What vehicles are affected by the new rules?

The light-duty vehicle standards apply to passenger cars, light trucks, and heavier vehicles designed primarily for the transportation of people. The medium-duty vehicle standards primarily apply to large pickups and vans that are typically used for work due to their higher towing and hauling capabilities. The heavy-duty standards apply to heavy-duty vocational vehicles (such as delivery trucks, refuse haulers, public utility trucks, school buses, etc.) and tractors (such as day cabs and sleeper cabs on tractor trucks). 

What are the new standards?

The light-duty and medium-duty vehicle rule creates new standards that limit greenhouse gas emissions and criteria pollutants from such vehicles, starting with the 2027 model year.

The heavy-duty vehicle rule modifies EPA’s previously established Phase 1 and Phase 2 Greenhouse Gas Standards for heavy-duty highway vehicles, which EPA introduced in 2011 and 2016, by making them stricter. The heavy-duty vehicle standards phase in between 2027 to 2032, progressively tightening emission standards on an annual basis.

How do manufacturers meet these new standards?

According to EPA, the standards are technology-neutral and performance-based, allowing each manufacturer to choose what set of emission control technologies is best suited to meet the standards and the needs of their customers. According to EPA, this means that the standards can be met by replacing noncompliant vehicles with a diverse range of light, medium, and heavy-duty vehicle technologies, including:

  • Advanced gasoline vehicle technologies (e.g., advanced engines and transmissions);
  • Hybrid electric vehicles;
  • Plugin hybrid electric vehicles;
  • Battery electric vehicles; and
  • Hydrogen fuel cell vehicles.

Why the new rules and what is the impact on businesses and individuals?

The new rules complete EPA’s Clean Trucks Plan. According to EPA, the Clean Trucks Plan consists of a set of EPA regulations geared towards reducing pollution, protecting public health, and responding to climate change through the vehicles and sources of pollution that operate on public roads.

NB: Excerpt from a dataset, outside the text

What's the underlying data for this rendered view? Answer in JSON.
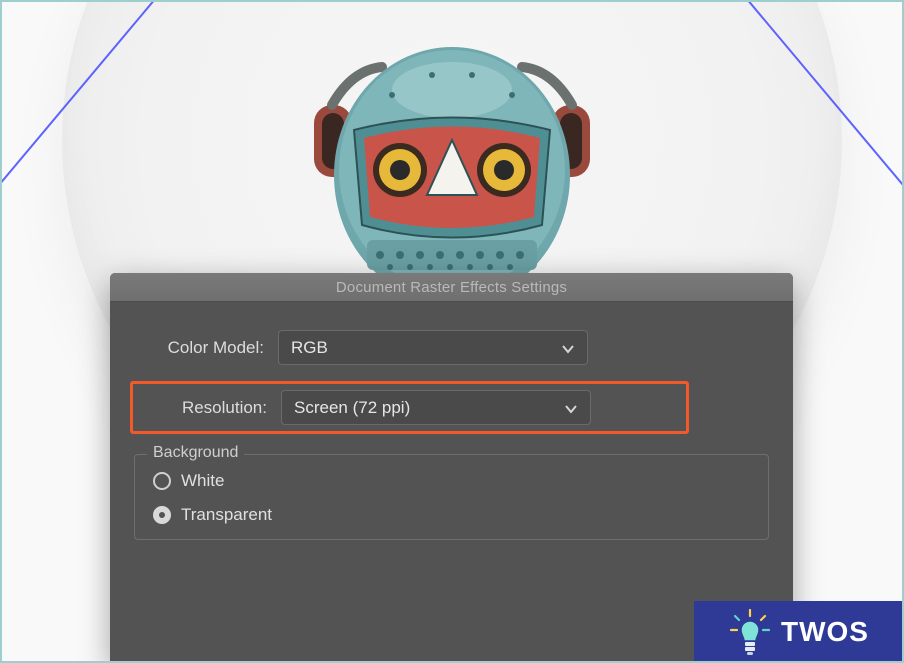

EPA has stated that these new rules “align with and support the commitments and billions of dollars’ worth of investments from trucking fleets, vehicle manufacturers, and U.S. states, as they plan to increase the use of clean vehicle technologies in the heavy-duty vehicles sector.”

EPA believes the heavy-duty vehicle rule could avoid approximately 1 billion metric tons of greenhouse gas emissions from 2027 through 2055, and the new light and medium duty rule could avoid “approximately 7.2 billion metric tons of carbon dioxide over the life of the program.” EPA also believes a reduction in greenhouse gas emissions will have a positive effect on health, reducing asthma and other respiratory and cardiovascular illnesses, resulting in $13 billion in annual health benefits, according to EPA estimates.

EPA believes the new rules should result in fuel savings and lower repair and maintenance costs for clean vehicles and estimates a reduction of $46 billion in fuel cost and savings of $16 billion in annual maintenance and repair costs for drivers.

What is the status of the new rules?

On April 19, 2024, 25 states, including Missouri, petitioned the D.C. Circuit to vacate EPA’s final emission standards for light and medium duty vehicles. The petition asserts the new light and medium-duty standards exceed EPA’s statutory authority, are arbitrary and capricious, and are an abuse of EPA’s discretion. The 25 states asked the Court to declare the light and medium-duty rule unlawful and to vacate EPA’s final action. If the challenges are unsuccessful, the light and medium-duty vehicle rule will become effective on June 17, 2024. The heavy-duty vehicle rule, which is not being challenged, will become effective on June 21, 2024. 

In conclusion, the final light, medium, and heavy-duty vehicle rules published by EPA will have far-reaching implications for businesses across industries, necessitating a proactive approach to compliance. If you have any inquiries regarding vehicle emissions under the new rules, please feel free to reach out to one of our Environmental attorneys.